When I was trying to decide what college I would go to, I was concerned that living too close to home would take away from my college experience. I chose SUNY-ESF in large part based on costs, even though I believed that my top choice, Cornell University, would give me a fresher start because it was farther away from home. However, when I arrived at ESF, a twenty-five-minute drive from home, I realized the program was perfect for me. I found many new opportunities, my major is exactly what I've always wanted, and the school's faculty is very attentive to students' needs, even at the freshman level. I wish I had known that the most important thing was to find the best school for me, even if it was hiding right under my nose. It would have saved me a lot of time and worry.
Finding the right college for you can be a complex process. I think that one should first weigh out possible career options that are right for you and then do some research concerning your field and the top schools in that field. If you're a person who is more of a homebody, I would suggest choosing the best qualified college closest to home. If, however, moving out is more of a viable option, then an on-campus living situation may be the best. Living on campus allows you to become closer to your classmates and allows you to socialize more easier. On campus living gives the advantage of making the most of college simply because of the close availability of opportunities that your college may offer.
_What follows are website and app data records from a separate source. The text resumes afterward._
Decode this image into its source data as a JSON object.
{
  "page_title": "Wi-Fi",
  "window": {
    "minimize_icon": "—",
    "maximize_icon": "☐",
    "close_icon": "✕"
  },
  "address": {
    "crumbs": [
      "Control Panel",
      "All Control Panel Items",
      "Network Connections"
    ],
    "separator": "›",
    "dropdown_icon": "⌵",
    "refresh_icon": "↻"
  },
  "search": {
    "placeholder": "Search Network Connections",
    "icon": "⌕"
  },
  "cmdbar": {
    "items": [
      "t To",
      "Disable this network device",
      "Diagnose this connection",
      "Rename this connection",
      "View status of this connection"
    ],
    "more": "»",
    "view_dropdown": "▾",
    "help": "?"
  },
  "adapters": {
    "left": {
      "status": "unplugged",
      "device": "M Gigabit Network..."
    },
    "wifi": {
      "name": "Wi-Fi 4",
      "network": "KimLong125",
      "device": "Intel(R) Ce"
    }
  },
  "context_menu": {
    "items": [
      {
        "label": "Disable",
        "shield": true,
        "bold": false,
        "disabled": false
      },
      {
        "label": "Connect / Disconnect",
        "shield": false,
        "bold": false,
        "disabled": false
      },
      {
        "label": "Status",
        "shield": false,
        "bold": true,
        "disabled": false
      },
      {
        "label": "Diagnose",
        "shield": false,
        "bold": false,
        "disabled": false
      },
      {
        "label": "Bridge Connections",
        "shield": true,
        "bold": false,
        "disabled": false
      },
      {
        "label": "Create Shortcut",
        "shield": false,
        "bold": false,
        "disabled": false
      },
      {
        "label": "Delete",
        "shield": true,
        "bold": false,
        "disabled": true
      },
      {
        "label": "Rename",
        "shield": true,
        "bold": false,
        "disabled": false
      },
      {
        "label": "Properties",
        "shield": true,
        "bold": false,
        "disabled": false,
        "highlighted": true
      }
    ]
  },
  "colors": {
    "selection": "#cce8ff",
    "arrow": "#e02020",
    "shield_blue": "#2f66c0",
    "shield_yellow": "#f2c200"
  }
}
Don't room with friends because they might not follow through. Work in the library so that you can do school work and still get paid. Also give up your state residency so that tuition can be cheaper. Stay in school and study, take lunch and dinner with you. Try and get as much work done at school before returning home and then when you get home go to bed by midnight regardless of how much work you have to finish. Wake up early ( after a min of 6 hours) and continue working on assignments. Leave weekends for resting but if you do work, work only a maximum of 6 hours a day so that you have time to do chores and other personal activities as well.
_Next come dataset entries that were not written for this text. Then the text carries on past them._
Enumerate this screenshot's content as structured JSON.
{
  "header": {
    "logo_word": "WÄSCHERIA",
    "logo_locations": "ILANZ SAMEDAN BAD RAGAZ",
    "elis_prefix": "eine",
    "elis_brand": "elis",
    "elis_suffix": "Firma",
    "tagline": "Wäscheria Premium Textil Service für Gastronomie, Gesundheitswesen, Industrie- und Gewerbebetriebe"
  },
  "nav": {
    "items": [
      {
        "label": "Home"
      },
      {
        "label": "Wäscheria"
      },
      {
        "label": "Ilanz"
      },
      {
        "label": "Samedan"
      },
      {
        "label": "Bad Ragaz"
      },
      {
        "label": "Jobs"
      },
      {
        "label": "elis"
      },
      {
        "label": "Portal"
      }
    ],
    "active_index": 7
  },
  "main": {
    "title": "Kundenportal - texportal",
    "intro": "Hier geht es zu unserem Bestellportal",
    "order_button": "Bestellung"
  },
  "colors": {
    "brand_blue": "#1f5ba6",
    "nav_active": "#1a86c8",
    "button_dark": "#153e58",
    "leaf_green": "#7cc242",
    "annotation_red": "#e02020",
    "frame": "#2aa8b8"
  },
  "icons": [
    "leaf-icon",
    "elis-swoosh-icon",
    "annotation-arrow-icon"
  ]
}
I would tell myself that instead of going to Cayuga Community College to get my associate's degree, transferring to SUNY ESF to get my bachlor's degree in biology and then having to go back and get another associate's degree from a NAACLS accredited college in order to get my MLT certification, I would save myself time and money by going to Broome first and then SUNY ESF. This way, I can ultimately end up working in a medical lab working my way up to a successful career woman and making a difference.